Is everyone else right about English pet peeves?
Dear Annie: I considered myself an average student after graduating high school in 1970, and I have been very successful in my 36-year career as an insurance investigator. I have dealt with a wide range of cultures. I feel I’m of average intelligence and probably below average in my English and grammar skills — yet I find it amazing how most destroy the English language in everyday conversation. For instance, the use of the word “everybody.” I usually dismiss any statement beginning with “Everybody,” because about the only time that would apply is when saying that everybody has to breathe to live. At least 99 percent of the time, the mention of “everybody” or “everyone” is wrong.
I also have a problem with the phrases “I’ll be honest with you” and “to tell you the truth.” When a person is talking with you and all of a sudden he says “well, to be honest,” it is like, what has he been doing all this time, lying? Also, I can’t stand it when I ask someone whether she would mind my doing something and she says “yes” when she really means she would not mind.
These things occur in not only person-to-person conversations but also TV and radio commercials. Can you agree with this, or am I really below average and EVERYBODY is actually right? — AAGG in Ohio

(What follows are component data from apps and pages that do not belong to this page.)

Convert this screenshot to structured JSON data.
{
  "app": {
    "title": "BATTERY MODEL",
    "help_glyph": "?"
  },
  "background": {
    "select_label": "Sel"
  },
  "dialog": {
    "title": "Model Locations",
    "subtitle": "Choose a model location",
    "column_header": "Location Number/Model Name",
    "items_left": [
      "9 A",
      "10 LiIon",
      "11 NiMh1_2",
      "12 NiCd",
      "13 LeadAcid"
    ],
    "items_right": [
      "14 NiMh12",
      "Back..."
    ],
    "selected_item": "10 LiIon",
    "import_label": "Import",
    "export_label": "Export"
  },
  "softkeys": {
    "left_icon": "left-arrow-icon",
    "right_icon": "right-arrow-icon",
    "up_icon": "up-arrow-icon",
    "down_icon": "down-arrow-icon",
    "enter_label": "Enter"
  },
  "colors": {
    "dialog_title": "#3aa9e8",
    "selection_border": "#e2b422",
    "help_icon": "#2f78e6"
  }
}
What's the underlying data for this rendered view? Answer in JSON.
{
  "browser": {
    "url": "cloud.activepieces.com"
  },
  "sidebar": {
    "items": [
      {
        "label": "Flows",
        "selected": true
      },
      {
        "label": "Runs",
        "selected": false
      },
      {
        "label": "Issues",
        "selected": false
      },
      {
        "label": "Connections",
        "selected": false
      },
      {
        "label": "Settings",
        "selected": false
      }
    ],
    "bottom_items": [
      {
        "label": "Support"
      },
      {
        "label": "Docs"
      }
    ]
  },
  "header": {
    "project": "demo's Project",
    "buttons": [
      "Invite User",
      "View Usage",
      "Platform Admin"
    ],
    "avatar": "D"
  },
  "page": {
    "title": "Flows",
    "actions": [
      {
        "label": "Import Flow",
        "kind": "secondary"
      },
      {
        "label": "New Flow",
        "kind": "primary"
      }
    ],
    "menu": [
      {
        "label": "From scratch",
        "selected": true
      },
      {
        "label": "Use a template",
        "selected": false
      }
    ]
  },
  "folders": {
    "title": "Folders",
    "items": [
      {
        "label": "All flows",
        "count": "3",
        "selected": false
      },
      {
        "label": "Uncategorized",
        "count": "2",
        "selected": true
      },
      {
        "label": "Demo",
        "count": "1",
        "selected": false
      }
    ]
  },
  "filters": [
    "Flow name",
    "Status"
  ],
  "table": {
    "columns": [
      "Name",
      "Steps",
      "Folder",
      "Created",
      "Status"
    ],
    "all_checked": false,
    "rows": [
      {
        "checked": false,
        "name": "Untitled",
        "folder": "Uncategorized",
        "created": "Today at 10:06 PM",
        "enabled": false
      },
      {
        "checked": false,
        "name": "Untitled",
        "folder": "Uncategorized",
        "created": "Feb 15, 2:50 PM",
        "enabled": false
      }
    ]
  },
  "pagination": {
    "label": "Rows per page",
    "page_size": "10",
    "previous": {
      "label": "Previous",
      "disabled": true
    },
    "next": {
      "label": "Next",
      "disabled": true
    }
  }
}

Dear AAGG: Do you know there are some people who can’t stand the use of the word “like” as you used it? I say that not to shame you but to point out that while many of us have grammatical pet peeves (mine is the phrase “I could care less”), few, if any, of us have perfect grammar. Keeping this in mind might make conversations more bearable.
Dear Annie: My wife and I had a fairly active and adventurous sex life for the first few years of our marriage. We’ve now been married for 10 years, and for the past several years, things have gotten pretty dull. Though we’re still intimate regularly, it’s monotonous. She seems fine with that. I’ve asked her to do certain things (that we used to do), but she’s unwilling. I never try to force her, but I am feeling hurt and at a loss as to why she’s changed. I am in shape and take care of my body. What could be the problem? — Rejected
Dear Rejected: First, stop taking this as a personal rejection. It puts you in a place of self-pity and her in a place of defensiveness — an impossible angle from which to communicate. Second, accept that you’re not entitled to anything. Her not wanting to do something is reason enough. Preferences change, and just because she liked something 10 years ago doesn’t mean she has to like it now.
Keeping all that in mind, have you tried actually asking her what’s up? I mean really asking, not complaining. If not, that’s a good next step. Do so at a neutral time, outside the bedroom. At the end of the day, what matters is that you love each other and communicate.
Dear Annie is written by Annie Lane, a young, married mother of two. Send questions for Annie Lane to firstname.lastname@example.org.